"I said: 'You didn't pay? You're delinquent?'" Trump told the crowd. "'No, I would not protect you, in fact I would encourage them (Russia) to do whatever they want. You gotta pay.'"

John Bolton, who served as Trump’s national security adviser from 2018 to 2019, said in a recent interview with Politico that Trump’s goal is “to lay the groundwork to get out” of NATO. At the NATO summit in 2018, Trump came very close to withdrawing from the Europe-based alliance, according to Bolton who said he was there when it was happening.

Keith Kellogg, a key national security adviser to Trump who had served as chief of staff of the former president's National Security Council, told Reuters that if a NATO member failed to spend at least 2 percent of its gross domestic product on defense, as agreed, he would support removing that nation’s Article 5 protections under the North Atlantic Treaty. Article 5 states that an attack against one member of NATO will be considered an attack against all, and members of the alliance must respond appropriately.

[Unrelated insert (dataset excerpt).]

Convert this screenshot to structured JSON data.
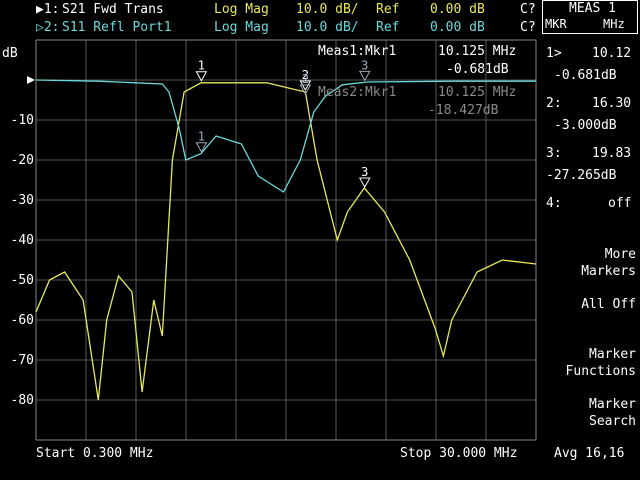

Trump has also threatened to pull American troops out of South Korea unless Seoul pays more in compensation. In a media interview in 2021, he said if returned to power, he would demand that Korea pay billions of dollars more each year to keep US troops.

During his presidency in 2019, Trump called for a fivefold increase of Korea’s contribution to bear the costs of US forces here to $5 billion, but after Biden took office, the two sides agreed in 2021 to raise it by 13.9 percent to 1.18 trillion won ($887 million). As it is clear as daylight that Trump will demand a steep hike if he gets reelected, South Korea and the US agreed last month to begin talks on their next deal of defense cost sharing this year, earlier than planned.

Latest polls show Trump is far ahead of his Republican rival Nikki Haley, while Biden sees no feasible competition for the Democratic nomination. Biden, at 81, suffers mounting concerns over his age and health, in addition to persisting economic woes after years of high inflation. US inflation slowed by less than expected, according to the latest inflation report released Tuesday.

Trump is only four years younger than his octogenarian adversary, but his other issues overshadow his age or mental health. A fifth of the respondents in a US national poll said they believe Taylor Swift is a government asset, after weeks of right-wing conspiracy theorists and Fox News claiming that Swift is part of a Pentagon psychological operation to help Biden.

Against such a backdrop, the defense ministries of South Korea and the US signed a document on Wednesday to speed up the full implementation of a nuclear coordination deal that the two countries previously inked to enhance Washington's extended deterrence against rising nuclear threats from Pyongyang. Under the latest deal, the two countries’ defense ministries, instead of the presidential office and the White House, will lead the Nuclear Consultative Group meetings.

Putting a stronger alliance on paper and having the deputy defense ministers run the NCG to make it harder for a new US president to alter it are necessary steps. But with North Korea shooting missiles of all kinds on a weekly basis and hacking into the private email of an official at the South's presidential office, Seoul must focus on reinforcing its own military and other intel. At least some of the hundreds of pundits here who watch and analyze the US and North Korea at both state-funded and private think tanks should get in touch with Trump's advisers to prepare against all possibilities.